* **Activity**: Filter the records for "Simulation" and keep each line that has it.

__________

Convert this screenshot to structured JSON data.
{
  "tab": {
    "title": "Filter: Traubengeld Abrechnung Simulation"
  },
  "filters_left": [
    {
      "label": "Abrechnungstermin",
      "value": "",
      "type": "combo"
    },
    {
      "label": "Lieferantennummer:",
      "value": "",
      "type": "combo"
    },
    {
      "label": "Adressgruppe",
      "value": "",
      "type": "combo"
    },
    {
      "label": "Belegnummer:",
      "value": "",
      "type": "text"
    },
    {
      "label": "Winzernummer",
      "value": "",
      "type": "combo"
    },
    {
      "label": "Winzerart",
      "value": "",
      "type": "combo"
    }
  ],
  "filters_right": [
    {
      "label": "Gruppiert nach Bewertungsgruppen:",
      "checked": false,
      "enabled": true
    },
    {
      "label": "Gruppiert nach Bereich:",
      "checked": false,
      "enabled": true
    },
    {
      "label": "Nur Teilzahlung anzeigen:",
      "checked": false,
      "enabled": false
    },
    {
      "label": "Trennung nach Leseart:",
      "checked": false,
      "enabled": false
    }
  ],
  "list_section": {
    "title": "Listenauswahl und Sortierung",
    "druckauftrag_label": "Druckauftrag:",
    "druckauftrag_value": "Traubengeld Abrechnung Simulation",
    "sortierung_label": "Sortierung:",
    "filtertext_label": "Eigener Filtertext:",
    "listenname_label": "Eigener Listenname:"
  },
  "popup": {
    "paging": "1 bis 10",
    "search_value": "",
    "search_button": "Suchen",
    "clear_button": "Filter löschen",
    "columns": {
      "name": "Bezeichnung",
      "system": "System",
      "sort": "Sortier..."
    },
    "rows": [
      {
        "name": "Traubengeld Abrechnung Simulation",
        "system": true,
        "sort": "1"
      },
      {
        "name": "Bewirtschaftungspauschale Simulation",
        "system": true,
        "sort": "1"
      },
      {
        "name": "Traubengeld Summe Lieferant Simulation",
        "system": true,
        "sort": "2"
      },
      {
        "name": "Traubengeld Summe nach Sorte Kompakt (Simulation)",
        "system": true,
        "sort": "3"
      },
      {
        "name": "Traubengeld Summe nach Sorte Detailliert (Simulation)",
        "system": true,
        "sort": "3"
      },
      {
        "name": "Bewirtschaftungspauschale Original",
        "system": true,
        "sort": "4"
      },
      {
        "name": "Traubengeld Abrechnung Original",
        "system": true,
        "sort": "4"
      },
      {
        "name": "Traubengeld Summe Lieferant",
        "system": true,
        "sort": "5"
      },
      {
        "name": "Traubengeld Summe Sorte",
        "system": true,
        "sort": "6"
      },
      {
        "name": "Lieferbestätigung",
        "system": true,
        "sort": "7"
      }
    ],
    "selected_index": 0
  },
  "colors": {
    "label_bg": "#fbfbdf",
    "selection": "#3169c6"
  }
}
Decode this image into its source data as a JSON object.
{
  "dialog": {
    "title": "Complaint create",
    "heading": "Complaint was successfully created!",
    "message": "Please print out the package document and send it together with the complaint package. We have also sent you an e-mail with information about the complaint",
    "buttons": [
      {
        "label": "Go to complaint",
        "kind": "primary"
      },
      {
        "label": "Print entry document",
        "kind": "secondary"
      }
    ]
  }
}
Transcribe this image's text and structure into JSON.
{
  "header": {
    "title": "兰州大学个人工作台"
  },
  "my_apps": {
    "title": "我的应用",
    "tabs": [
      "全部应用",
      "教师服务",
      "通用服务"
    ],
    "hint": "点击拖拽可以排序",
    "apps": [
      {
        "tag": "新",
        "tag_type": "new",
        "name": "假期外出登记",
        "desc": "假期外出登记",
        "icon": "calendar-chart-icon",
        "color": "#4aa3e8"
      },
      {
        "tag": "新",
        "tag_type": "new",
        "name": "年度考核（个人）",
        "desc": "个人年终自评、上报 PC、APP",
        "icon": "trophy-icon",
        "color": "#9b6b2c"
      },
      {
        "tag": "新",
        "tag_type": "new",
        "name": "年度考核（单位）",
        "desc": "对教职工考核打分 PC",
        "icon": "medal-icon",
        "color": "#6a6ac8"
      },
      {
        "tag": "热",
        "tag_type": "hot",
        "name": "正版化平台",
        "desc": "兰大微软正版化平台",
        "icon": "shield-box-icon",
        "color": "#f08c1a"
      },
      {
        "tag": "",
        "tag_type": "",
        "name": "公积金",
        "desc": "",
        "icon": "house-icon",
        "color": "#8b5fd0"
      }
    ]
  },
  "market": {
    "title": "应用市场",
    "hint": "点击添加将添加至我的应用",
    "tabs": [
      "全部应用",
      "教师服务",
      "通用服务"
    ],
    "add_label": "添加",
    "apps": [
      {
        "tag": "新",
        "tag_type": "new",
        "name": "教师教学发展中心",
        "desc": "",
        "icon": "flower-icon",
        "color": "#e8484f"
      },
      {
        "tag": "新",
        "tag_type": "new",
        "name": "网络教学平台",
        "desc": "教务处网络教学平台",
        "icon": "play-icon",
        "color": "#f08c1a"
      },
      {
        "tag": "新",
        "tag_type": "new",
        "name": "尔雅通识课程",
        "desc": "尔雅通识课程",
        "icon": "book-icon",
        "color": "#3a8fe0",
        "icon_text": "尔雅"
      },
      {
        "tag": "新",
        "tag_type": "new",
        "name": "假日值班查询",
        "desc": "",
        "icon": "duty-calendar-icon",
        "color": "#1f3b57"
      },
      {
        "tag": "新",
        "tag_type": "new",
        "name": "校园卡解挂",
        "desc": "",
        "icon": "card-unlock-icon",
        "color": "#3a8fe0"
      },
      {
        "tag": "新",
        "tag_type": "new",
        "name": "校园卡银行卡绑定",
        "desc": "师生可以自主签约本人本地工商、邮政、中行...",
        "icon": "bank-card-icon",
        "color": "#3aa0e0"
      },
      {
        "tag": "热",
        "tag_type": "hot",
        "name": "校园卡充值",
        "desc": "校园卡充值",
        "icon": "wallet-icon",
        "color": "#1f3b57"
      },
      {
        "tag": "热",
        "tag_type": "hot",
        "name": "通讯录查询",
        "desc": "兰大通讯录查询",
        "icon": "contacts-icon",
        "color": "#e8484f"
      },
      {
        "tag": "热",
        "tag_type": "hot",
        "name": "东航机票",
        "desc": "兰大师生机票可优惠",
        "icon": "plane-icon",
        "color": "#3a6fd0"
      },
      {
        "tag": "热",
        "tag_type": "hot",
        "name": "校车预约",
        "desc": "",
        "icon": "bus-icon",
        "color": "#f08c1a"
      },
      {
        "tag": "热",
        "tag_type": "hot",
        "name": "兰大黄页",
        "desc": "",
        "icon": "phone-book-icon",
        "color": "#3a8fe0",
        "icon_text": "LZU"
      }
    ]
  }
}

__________

* **Response for this exercise**:
    "title": "Filter: Traubengeld Abrechnung Simulation"
    "druckauftrag_value": "Traubengeld Abrechnung Simulation",
        "name": "Traubengeld Abrechnung Simulation",
        "name": "Bewirtschaftungspauschale Simulation",
        "name": "Traubengeld Summe Lieferant Simulation",
        "name": "Traubengeld Summe nach Sorte Kompakt (Simulation)",
        "name": "Traubengeld Summe nach Sorte Detailliert (Simulation)",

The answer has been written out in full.